  • 40. Wick W, et al Neuro-Oncol. 2011 GENETIC TARGETS IN GLIOBLASTOMA EGFR, mutated/ amplified in 45% HER2 mutated in 8% PDGFRα, amplified in 13% MET, amplified in 4% Proliferation, survival, translation FOXO, mutated in 1% NF1, mutated/ deleted in 18% RAS, mutated in 2% PI3K, mutated in 15% PTEN, mutated/ deleted in 36% AKT, amplified in 2% SRC SRC SRC SRC
  • 41. TREATMENT OPTIONS AT RECURRENCE
  • 42.  Surgery  Re-resection  BCNU (Carmustine) wafer  Repeat radiation  Chemotherapy  Temozolomide rechallenge  Nitrosoureas (CCNU, BCNU)  Bevacizumab  Clinical trial
  • 43. PROGRESS AGAINST BRAIN CANCER
  • 44. Progress Against Brain Cancer 2000–Present 2003: Chemotherapy "wafer" active against malignant gliomas
  • 45. Progress Against Brain Cancer 2000–Present 2005: MGMT gene alteration predicts response to chemotherapy 2005- 2008: Researchers begin mapping the genome of glioblastoma
  • 46. Progress Against Brain Cancer 2000–Present 2006: Genetic mutations affect survival for oligodendroglioma 2006: Chemically "illuminating" glioma tumors during surgery postpones recurrence 2006: Molecular sub-classification of high-grade gliomas predicts prognosis
  • 47. Progress Against Brain Cancer 2000–Present 2008: Bevacizumab (Avastin) receives FDA approval for glioblastoma
  • 48. Progress Against Brain Cancer 2000–Present 2009: Gene mutations linked to tumor aggressiveness
  • 49. Progress Against Brain Cancer 2000–Present 2010: Nine-gene test can predict glioblastoma outcome
  • 50. Progress Against Brain Cancer Five-Year Survival 20 22 24 26 28 30 32 34 36 38 40 1975 1977 1979 1981 1983 1985 1987 1989 1991 1993 1995 1997 1999 2001 2003 2005 2007 Year of Diagnosis %ofPatientsSurvivingFiveYears Source: National Cancer Institute

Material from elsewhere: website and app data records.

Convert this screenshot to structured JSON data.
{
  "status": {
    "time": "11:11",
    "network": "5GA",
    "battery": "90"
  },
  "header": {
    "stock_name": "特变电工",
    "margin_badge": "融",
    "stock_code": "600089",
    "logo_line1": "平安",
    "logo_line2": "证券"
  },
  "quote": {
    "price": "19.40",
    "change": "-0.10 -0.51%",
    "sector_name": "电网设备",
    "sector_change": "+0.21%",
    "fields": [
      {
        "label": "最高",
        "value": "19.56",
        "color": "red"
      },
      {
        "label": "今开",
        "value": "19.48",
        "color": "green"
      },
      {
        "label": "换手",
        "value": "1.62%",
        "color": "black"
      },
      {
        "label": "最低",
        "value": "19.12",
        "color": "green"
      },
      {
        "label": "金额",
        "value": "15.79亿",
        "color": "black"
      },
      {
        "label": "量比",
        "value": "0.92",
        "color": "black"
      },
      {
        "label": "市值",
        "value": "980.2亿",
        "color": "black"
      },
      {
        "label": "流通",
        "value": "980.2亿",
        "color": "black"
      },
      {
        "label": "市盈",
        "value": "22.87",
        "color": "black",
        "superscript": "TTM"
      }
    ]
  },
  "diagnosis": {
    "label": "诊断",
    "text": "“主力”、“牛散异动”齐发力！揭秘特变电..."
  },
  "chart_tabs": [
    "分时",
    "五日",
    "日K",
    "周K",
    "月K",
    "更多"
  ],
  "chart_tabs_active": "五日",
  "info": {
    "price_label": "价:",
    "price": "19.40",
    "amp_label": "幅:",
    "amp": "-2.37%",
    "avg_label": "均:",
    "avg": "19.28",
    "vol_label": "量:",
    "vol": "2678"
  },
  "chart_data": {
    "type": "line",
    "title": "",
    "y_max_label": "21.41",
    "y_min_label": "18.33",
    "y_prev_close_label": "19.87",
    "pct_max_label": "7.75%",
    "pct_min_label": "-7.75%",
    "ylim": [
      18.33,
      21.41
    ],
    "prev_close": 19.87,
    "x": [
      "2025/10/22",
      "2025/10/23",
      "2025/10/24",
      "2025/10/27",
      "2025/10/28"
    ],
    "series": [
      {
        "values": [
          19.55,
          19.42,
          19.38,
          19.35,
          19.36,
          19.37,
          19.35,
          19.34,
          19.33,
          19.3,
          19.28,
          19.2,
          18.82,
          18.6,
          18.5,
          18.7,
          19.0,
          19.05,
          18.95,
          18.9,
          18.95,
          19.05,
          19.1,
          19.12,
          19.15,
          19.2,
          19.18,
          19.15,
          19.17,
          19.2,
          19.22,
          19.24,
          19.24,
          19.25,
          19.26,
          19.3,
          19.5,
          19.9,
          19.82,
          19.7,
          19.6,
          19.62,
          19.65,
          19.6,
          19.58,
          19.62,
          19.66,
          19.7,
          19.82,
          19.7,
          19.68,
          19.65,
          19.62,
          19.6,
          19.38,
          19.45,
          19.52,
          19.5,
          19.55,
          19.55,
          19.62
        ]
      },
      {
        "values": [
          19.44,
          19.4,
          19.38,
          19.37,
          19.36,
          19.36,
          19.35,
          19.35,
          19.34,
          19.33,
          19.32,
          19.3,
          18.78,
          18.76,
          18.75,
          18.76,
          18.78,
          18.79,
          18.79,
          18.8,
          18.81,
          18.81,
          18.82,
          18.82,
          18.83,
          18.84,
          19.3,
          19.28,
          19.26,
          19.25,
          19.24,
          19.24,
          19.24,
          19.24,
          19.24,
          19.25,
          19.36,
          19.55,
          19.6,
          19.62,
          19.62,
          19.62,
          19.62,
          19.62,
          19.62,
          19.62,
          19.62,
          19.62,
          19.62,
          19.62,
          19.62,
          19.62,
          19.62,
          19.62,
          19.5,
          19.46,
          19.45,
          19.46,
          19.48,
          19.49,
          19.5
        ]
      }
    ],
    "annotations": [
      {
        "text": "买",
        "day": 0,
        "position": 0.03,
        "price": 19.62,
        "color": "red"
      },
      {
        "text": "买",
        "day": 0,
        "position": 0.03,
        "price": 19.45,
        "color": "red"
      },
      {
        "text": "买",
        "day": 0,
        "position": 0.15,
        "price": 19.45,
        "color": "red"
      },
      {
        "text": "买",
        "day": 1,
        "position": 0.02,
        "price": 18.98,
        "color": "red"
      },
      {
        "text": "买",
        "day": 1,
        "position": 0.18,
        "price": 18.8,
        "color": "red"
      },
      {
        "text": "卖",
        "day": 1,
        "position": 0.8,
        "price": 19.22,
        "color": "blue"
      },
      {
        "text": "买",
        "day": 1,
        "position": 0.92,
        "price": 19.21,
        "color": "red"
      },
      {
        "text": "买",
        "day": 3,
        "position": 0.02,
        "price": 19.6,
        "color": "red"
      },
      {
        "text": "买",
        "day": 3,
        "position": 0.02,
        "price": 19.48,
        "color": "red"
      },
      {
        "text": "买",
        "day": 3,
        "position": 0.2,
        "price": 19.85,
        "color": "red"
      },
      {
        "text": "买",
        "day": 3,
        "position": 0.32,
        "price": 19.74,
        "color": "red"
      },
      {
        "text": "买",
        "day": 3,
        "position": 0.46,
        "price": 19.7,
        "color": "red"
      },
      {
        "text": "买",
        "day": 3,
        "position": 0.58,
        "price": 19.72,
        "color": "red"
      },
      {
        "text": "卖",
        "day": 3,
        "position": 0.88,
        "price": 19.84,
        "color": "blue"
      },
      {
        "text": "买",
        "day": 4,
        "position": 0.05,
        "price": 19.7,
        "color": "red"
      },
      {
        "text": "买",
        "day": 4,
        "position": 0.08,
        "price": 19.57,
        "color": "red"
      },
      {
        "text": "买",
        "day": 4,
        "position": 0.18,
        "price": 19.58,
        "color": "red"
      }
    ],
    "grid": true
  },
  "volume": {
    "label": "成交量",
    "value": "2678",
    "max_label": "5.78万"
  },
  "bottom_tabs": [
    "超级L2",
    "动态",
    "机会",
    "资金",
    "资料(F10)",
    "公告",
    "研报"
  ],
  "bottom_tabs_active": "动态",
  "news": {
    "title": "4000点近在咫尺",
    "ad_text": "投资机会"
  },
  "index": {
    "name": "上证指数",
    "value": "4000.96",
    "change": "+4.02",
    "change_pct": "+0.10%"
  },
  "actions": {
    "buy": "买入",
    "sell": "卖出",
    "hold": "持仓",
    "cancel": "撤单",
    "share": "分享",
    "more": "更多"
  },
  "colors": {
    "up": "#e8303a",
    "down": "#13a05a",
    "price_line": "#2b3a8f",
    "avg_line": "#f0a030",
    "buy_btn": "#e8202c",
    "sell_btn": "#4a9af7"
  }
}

  • 51. CONCLUSION  Current standard of care  TMZ + RT followed by 6 months of TMZ  Recurrence  Treatment options unsatisfactory  TMZ / nitrosurea / bevacizumab  Involvement in clinical trials encouraged  Multiple new therapies under development
  • 52. THANK YOU !!!